Ironically, we all do things to avoid other people’s anger, but we can often be quick to anger ourselves.
And even though we dread another’s anger, we still use our own to control other people.
Anger can come from two different places:
The first anger comes from our adult self. It’s a logical place and looks a lot like outrage. Outrage is the feeling we get when confronted by injustice. Outrage spurs us on to take appropriate action when harm is done to ourselves, others, or the planet.
Outrage is a positive, forward-moving emotion; it moves us into action—to stop crime and violence or clean up the environment. Outrage comes from within, a place of integrity, caring, and compassion.
But anger can also come from a scared, adolescent place. This is deep within—a wounded part of ourselves that fears being rejected, abandoned, or controlled by others. This anger feels like intense frustration.
Anger that comes from the scared inner child’s place greatly fears embarrassment, humiliation, disrespect, and helplessness. It is an iceberg of anger. When these fearful feelings are triggered, this adolescent part does not want to feel helpless no matter the consequences, often resulting in attacks or blaming.
The anger is set off by a feeling of being controlled by a person or situation. This adolescent, blaming anger is almost always stemming from something else—our deep-seated, unresolved wounds from childhood. Although healthy and protective when we were scared children, these habits and patterns of knee-jerk reactions and anger do not serve us as adults.
The key to letting go of this kind of anger:
We have to start taking responsibility for our emotions—sort through them. We must take care of ourselves and look back at the roots and causes. If we continue to blame others, to intimidate them into changing so that we will feel safe again, we will never feel safe. Ultimately it is always us who will need to make the change (by taking full responsibility).
Adolescent anger causes many relationship problems. If this juvenile, blaming anger is ignored, it can create many problems within our relationships. None of us likes to be blamed for another’s feelings—period.
Nobody wants to be emotionally intimidated and manipulated into taking responsibility for someone else’s wounded self. This adolescent anger generates resistance in the other person—never-ending power struggles.

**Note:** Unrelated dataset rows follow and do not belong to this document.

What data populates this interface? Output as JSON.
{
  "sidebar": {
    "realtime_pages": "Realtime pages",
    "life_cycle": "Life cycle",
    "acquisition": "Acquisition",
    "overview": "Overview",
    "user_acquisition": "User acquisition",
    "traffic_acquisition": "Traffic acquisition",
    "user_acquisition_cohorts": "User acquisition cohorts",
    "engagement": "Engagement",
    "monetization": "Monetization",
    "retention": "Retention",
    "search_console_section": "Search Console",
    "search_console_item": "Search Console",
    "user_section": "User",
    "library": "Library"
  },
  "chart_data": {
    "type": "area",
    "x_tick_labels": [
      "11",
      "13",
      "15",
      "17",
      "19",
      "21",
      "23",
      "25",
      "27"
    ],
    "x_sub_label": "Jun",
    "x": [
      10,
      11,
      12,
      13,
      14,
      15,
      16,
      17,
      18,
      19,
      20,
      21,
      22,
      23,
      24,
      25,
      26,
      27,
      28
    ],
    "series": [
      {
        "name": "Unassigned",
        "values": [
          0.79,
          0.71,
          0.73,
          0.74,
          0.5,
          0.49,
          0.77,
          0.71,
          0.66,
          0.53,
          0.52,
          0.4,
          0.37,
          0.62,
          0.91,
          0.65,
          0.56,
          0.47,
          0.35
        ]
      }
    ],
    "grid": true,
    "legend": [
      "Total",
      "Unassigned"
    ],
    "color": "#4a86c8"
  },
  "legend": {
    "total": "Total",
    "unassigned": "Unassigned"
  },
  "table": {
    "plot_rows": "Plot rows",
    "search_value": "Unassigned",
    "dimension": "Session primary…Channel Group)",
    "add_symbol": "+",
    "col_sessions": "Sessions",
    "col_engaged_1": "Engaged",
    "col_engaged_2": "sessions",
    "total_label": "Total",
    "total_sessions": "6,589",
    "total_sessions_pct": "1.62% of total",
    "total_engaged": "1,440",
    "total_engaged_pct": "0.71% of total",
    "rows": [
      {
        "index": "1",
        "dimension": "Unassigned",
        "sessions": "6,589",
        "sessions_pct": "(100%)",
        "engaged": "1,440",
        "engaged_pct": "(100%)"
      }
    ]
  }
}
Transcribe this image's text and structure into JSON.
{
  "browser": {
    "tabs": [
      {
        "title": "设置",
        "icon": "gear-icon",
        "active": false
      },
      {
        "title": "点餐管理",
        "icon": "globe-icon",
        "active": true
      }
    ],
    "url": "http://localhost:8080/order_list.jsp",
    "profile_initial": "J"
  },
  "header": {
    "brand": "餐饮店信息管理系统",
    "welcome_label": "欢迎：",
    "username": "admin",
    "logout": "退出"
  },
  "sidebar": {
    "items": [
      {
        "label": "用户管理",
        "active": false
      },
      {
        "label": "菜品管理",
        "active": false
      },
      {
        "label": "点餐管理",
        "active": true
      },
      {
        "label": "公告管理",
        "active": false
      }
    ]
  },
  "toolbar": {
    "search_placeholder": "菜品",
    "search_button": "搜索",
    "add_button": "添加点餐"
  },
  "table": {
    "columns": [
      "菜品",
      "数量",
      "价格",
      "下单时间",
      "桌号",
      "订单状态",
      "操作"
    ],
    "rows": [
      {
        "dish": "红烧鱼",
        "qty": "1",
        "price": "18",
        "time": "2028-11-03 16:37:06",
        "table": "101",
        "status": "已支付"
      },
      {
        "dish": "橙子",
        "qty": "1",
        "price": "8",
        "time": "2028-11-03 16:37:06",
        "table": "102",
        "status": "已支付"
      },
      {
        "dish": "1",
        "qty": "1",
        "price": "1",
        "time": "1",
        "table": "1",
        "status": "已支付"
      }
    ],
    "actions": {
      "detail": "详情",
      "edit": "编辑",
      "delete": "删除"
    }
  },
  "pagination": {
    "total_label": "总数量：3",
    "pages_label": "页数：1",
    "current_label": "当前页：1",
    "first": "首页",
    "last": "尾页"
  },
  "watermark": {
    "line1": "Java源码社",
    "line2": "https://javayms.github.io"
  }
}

The person on the receiving end of the anger might submit, but this is called caretaking. It is another form of gaining control. This person starts thinking it’s more comfortable to do what they want—to stop the discomfort—but this never works long-term.
The calm, submissive person will start to dislike and fear the angry person. As the resentment manifests more and more, they will (consciously or subconsciously) find ways to resist passively. Or they might entirely disengage from the relationship.
When anger comes up from a wounded place, it is always unhealthy to dump or suppress it. The only healthy alternative is to learn from it—grow from it. And the only healthy, loving action to take when someone is dumping their anger on you is: disengage (lovingly).
But how do we do this?
Our anger toward another person or situation is a chance to learn, grow, and take responsibility for our feelings and needs. We need to accept that our anger is our own—fully; no one is responsible but us. Once we understand this, we can start to recognize the anger before it gets to a point we can’t control.
Unfortunately, if this sort of anger continues in a relationship without any healing, it becomes abuse.
This is why understanding and making peace with our wounds is so important.